Copy out each record below, exactly as given.

Dataset rows describing interfaces:
######

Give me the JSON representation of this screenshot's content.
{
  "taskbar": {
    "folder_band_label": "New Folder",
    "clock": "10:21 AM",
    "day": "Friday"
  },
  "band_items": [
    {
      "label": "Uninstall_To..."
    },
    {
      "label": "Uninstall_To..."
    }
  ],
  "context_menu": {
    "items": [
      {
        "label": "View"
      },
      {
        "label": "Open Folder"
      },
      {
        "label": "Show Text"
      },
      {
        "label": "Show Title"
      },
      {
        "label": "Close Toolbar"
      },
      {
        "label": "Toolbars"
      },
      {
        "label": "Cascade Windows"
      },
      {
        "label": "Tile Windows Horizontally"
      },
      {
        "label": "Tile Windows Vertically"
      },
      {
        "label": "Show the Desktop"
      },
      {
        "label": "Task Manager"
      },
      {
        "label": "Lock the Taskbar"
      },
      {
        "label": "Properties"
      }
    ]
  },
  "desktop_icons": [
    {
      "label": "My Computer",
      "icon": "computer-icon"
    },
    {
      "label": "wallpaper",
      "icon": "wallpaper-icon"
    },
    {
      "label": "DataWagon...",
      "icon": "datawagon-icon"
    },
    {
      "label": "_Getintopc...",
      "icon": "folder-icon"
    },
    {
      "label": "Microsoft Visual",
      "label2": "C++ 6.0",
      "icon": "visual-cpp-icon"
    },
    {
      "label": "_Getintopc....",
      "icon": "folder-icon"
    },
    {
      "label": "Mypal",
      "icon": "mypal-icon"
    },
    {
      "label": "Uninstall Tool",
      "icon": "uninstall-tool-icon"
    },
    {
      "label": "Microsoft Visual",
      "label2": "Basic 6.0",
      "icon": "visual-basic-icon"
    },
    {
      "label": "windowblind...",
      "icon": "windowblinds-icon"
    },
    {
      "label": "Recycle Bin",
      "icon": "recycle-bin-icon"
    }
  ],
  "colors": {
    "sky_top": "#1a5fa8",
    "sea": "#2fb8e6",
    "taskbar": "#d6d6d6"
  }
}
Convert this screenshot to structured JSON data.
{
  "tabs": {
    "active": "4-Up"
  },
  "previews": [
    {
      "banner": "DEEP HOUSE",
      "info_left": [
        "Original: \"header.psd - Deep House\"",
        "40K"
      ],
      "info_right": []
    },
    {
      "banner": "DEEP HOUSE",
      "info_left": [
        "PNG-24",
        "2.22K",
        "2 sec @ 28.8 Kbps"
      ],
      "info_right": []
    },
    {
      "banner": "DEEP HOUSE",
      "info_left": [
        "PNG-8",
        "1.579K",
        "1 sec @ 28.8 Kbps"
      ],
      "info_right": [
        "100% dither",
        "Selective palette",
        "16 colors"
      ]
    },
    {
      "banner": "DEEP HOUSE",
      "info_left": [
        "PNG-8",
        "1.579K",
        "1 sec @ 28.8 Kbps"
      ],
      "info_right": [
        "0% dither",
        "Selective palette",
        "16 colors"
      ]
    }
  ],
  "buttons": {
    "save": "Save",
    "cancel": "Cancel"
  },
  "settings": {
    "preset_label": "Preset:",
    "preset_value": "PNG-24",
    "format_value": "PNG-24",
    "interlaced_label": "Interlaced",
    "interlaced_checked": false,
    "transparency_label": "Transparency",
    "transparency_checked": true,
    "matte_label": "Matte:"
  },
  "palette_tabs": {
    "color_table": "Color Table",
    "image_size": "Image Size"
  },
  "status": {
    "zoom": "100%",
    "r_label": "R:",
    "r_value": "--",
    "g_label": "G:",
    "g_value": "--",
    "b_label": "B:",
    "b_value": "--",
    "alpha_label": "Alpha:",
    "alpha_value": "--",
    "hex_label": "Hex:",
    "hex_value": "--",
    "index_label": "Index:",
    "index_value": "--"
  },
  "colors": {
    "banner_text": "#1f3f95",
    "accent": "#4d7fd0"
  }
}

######

• **Response**
Give me the JSON representation of this screenshot's content.
{
  "taskbar": {
    "folder_band_label": "New Folder",
    "clock": "10:21 AM",
    "day": "Friday"
  },
  "band_items": [
    {
      "label": "Uninstall_To..."
    },
    {
      "label": "Uninstall_To..."
    }
  ],
  "context_menu": {
    "items": [
      {
        "label": "View"
      },
      {
        "label": "Open Folder"
      },
      {
        "label": "Show Text"
      },
      {
        "label": "Show Title"
      },
      {
        "label": "Close Toolbar"
      },
      {
        "label": "Toolbars"
      },
      {
        "label": "Cascade Windows"
      },
      {
        "label": "Tile Windows Horizontally"
      },
      {
        "label": "Tile Windows Vertically"
      },
      {
        "label": "Show the Desktop"
      },
      {
        "label": "Task Manager"
      },
      {
        "label": "Lock the Taskbar"
      },
      {
        "label": "Properties"
      }
    ]
  },
  "desktop_icons": [
    {
      "label": "My Computer",
      "icon": "computer-icon"
    },
    {
      "label": "wallpaper",
      "icon": "wallpaper-icon"
    },
    {
      "label": "DataWagon...",
      "icon": "datawagon-icon"
    },
    {
      "label": "_Getintopc...",
      "icon": "folder-icon"
    },
    {
      "label": "Microsoft Visual",
      "label2": "C++ 6.0",
      "icon": "visual-cpp-icon"
    },
    {
      "label": "_Getintopc....",
      "icon": "folder-icon"
    },
    {
      "label": "Mypal",
      "icon": "mypal-icon"
    },
    {
      "label": "Uninstall Tool",
      "icon": "uninstall-tool-icon"
    },
    {
      "label": "Microsoft Visual",
      "label2": "Basic 6.0",
      "icon": "visual-basic-icon"
    },
    {
      "label": "windowblind...",
      "icon": "windowblinds-icon"
    },
    {
      "label": "Recycle Bin",
      "icon": "recycle-bin-icon"
    }
  ],
  "colors": {
    "sky_top": "#1a5fa8",
    "sea": "#2fb8e6",
    "taskbar": "#d6d6d6"
  }
}
Convert this screenshot to structured JSON data.
{
  "tabs": {
    "active": "4-Up"
  },
  "previews": [
    {
      "banner": "DEEP HOUSE",
      "info_left": [
        "Original: \"header.psd - Deep House\"",
        "40K"
      ],
      "info_right": []
    },
    {
      "banner": "DEEP HOUSE",
      "info_left": [
        "PNG-24",
        "2.22K",
        "2 sec @ 28.8 Kbps"
      ],
      "info_right": []
    },
    {
      "banner": "DEEP HOUSE",
      "info_left": [
        "PNG-8",
        "1.579K",
        "1 sec @ 28.8 Kbps"
      ],
      "info_right": [
        "100% dither",
        "Selective palette",
        "16 colors"
      ]
    },
    {
      "banner": "DEEP HOUSE",
      "info_left": [
        "PNG-8",
        "1.579K",
        "1 sec @ 28.8 Kbps"
      ],
      "info_right": [
        "0% dither",
        "Selective palette",
        "16 colors"
      ]
    }
  ],
  "buttons": {
    "save": "Save",
    "cancel": "Cancel"
  },
  "settings": {
    "preset_label": "Preset:",
    "preset_value": "PNG-24",
    "format_value": "PNG-24",
    "interlaced_label": "Interlaced",
    "interlaced_checked": false,
    "transparency_label": "Transparency",
    "transparency_checked": true,
    "matte_label": "Matte:"
  },
  "palette_tabs": {
    "color_table": "Color Table",
    "image_size": "Image Size"
  },
  "status": {
    "zoom": "100%",
    "r_label": "R:",
    "r_value": "--",
    "g_label": "G:",
    "g_value": "--",
    "b_label": "B:",
    "b_value": "--",
    "alpha_label": "Alpha:",
    "alpha_value": "--",
    "hex_label": "Hex:",
    "hex_value": "--",
    "index_label": "Index:",
    "index_value": "--"
  },
  "colors": {
    "banner_text": "#1f3f95",
    "accent": "#4d7fd0"
  }
}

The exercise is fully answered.